Chapter 24 Cellular Physiology: Cellular Pathology ▪ Neutrophils phagocytose pathogens immediately before destroying themselves ▪ Antibodies bound to pathogens activate complement system ▫ Aids in opsonization, kills pathogens by lysis ▪ Dendritic cells phagocytose pathogens, present antigens to T lymphocytes, activating adaptive immune system ▪ Ends with tissue repair Figure 24.8 1: DAMPs and PAMPs activate immune cells. 2: Macrophages phagocytose pathogens at the site of inflammation. Mast cells release inflammatory mediators that widen the distance between adjacent endothelial cells. 3: Endothelial cells release nitric oxide → ↑ vasodilation, vascular permeability. Figure 24.9 1: Neutrophils are the first leukocytes recruited during the acute inflammatory process. They squeeze through the gap between endothelial cells (extravasation) and follow the gradient of inflammatory mediators to the site of inflammation. 2: Neutrophils quickly phagocytose pathogens. While this is happening, complement proteins are activated by the presence of pathogens and help with opsonization (they bind to microbes so leukocytes can more easily eat them). Some can also kill pathogens by forming a channel in their membranes. OSMOSIS.ORG 189

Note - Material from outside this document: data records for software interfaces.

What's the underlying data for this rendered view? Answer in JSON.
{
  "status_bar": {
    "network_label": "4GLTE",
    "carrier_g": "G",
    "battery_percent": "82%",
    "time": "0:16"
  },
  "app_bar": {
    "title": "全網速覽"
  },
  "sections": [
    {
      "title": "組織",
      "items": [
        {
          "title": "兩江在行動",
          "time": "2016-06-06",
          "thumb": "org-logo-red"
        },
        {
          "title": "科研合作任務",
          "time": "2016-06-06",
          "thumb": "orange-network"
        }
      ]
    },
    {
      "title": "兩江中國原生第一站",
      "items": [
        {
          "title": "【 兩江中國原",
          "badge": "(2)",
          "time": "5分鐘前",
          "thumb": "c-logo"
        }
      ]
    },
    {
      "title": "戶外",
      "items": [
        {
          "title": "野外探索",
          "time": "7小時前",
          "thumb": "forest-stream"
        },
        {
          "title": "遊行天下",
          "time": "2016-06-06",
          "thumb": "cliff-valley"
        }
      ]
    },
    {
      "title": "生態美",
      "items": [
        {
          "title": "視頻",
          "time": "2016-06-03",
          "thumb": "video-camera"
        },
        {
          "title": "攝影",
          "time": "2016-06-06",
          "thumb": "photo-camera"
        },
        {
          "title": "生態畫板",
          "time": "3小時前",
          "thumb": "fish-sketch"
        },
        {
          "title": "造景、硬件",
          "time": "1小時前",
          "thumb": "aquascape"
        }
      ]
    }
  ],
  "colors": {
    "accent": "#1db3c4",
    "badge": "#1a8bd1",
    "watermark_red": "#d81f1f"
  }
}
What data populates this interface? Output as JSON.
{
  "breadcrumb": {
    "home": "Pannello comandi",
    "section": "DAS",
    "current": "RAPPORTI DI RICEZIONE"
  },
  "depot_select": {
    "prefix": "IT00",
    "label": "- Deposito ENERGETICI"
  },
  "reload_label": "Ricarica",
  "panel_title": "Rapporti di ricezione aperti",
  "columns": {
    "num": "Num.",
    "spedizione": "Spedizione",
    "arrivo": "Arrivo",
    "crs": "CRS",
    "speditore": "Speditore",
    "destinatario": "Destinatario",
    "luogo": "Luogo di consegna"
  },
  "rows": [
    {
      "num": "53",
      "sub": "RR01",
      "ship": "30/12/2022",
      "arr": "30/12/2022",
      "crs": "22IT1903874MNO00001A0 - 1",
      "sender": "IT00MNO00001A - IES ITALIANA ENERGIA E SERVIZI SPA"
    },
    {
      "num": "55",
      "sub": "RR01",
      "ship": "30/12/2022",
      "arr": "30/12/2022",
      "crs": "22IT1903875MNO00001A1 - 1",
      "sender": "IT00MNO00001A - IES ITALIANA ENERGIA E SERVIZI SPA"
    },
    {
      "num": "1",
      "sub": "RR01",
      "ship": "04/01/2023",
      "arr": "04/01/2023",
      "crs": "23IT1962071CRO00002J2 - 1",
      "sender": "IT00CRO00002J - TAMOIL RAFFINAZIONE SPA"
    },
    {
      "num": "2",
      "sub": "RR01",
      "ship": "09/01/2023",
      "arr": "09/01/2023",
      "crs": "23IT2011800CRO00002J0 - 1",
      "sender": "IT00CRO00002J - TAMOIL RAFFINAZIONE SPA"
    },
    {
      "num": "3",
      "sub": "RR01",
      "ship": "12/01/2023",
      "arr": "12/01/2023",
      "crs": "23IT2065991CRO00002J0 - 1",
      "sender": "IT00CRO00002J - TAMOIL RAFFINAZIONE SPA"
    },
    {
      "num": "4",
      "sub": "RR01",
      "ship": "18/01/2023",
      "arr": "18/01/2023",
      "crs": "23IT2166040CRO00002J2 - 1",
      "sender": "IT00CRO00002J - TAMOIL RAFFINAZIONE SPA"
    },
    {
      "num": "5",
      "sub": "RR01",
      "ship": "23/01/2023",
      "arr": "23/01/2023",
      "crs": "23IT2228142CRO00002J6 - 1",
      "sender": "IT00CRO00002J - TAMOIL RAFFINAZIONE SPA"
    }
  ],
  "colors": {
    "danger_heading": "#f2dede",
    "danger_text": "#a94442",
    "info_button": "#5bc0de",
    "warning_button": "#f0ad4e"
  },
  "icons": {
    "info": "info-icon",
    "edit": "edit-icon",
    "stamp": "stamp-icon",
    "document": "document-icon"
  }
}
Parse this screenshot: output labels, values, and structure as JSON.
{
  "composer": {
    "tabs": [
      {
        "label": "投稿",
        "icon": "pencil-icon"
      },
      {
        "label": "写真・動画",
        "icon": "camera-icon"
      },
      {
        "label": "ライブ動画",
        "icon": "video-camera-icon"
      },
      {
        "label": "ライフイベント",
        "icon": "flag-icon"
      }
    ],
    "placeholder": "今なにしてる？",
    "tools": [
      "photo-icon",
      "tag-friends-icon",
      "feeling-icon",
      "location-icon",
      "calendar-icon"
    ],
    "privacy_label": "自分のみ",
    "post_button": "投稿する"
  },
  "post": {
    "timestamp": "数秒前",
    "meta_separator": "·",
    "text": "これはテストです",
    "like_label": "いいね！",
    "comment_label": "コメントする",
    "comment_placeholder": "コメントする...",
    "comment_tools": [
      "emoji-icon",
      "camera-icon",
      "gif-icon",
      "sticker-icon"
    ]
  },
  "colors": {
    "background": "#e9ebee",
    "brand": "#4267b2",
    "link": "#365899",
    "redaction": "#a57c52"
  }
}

Osmosis High-Yield Notes

This Osmosis High-Yield Note provides an overview of Cellular Pathology essentials. All Osmosis Notes are clearly laid-out and contain striking images, tables, and diagrams to help visual learners understand complex topics quickly and efficiently. Find more information about Cellular Pathology by visiting the associated Learn Page.